▶ _Exercise instructions_
Leave out the pictures and restate the rest of the data exactly.

▶ _Record excerpts_
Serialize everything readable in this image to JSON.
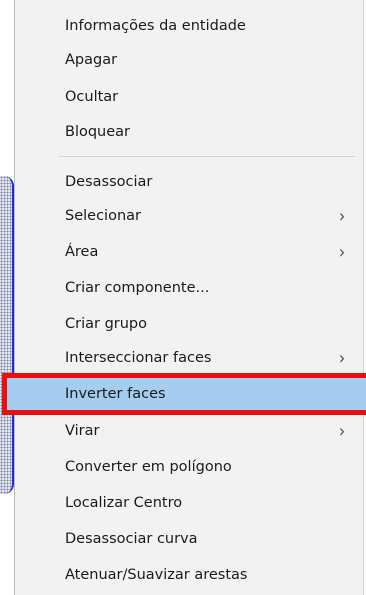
{
  "menu": {
    "items": [
      {
        "label": "Informações da entidade",
        "submenu": false
      },
      {
        "label": "Apagar",
        "submenu": false
      },
      {
        "label": "Ocultar",
        "submenu": false
      },
      {
        "label": "Bloquear",
        "submenu": false
      },
      {
        "label": "Desassociar",
        "submenu": false
      },
      {
        "label": "Selecionar",
        "submenu": true
      },
      {
        "label": "Área",
        "submenu": true
      },
      {
        "label": "Criar componente...",
        "submenu": false
      },
      {
        "label": "Criar grupo",
        "submenu": false
      },
      {
        "label": "Interseccionar faces",
        "submenu": true
      },
      {
        "label": "Inverter faces",
        "submenu": false,
        "highlighted": true
      },
      {
        "label": "Virar",
        "submenu": true
      },
      {
        "label": "Converter em polígono",
        "submenu": false
      },
      {
        "label": "Localizar Centro",
        "submenu": false
      },
      {
        "label": "Desassociar curva",
        "submenu": false
      },
      {
        "label": "Atenuar/Suavizar arestas",
        "submenu": false
      }
    ],
    "submenu_glyph": "›"
  },
  "colors": {
    "menu_background": "#f2f2f2",
    "highlight_background": "#a5cdf0",
    "highlight_outline": "#ee0d0d"
  }
}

▶ _Answer space_
Serialize everything readable in this image to JSON.
{
  "menu": {
    "items": [
      {
        "label": "Informações da entidade",
        "submenu": false
      },
      {
        "label": "Apagar",
        "submenu": false
      },
      {
        "label": "Ocultar",
        "submenu": false
      },
      {
        "label": "Bloquear",
        "submenu": false
      },
      {
        "label": "Desassociar",
        "submenu": false
      },
      {
        "label": "Selecionar",
        "submenu": true
      },
      {
        "label": "Área",
        "submenu": true
      },
      {
        "label": "Criar componente...",
        "submenu": false
      },
      {
        "label": "Criar grupo",
        "submenu": false
      },
      {
        "label": "Interseccionar faces",
        "submenu": true
      },
      {
        "label": "Inverter faces",
        "submenu": false,
        "highlighted": true
      },
      {
        "label": "Virar",
        "submenu": true
      },
      {
        "label": "Converter em polígono",
        "submenu": false
      },
      {
        "label": "Localizar Centro",
        "submenu": false
      },
      {
        "label": "Desassociar curva",
        "submenu": false
      },
      {
        "label": "Atenuar/Suavizar arestas",
        "submenu": false
      }
    ],
    "submenu_glyph": "›"
  },
  "colors": {
    "menu_background": "#f2f2f2",
    "highlight_background": "#a5cdf0",
    "highlight_outline": "#ee0d0d"
  }
}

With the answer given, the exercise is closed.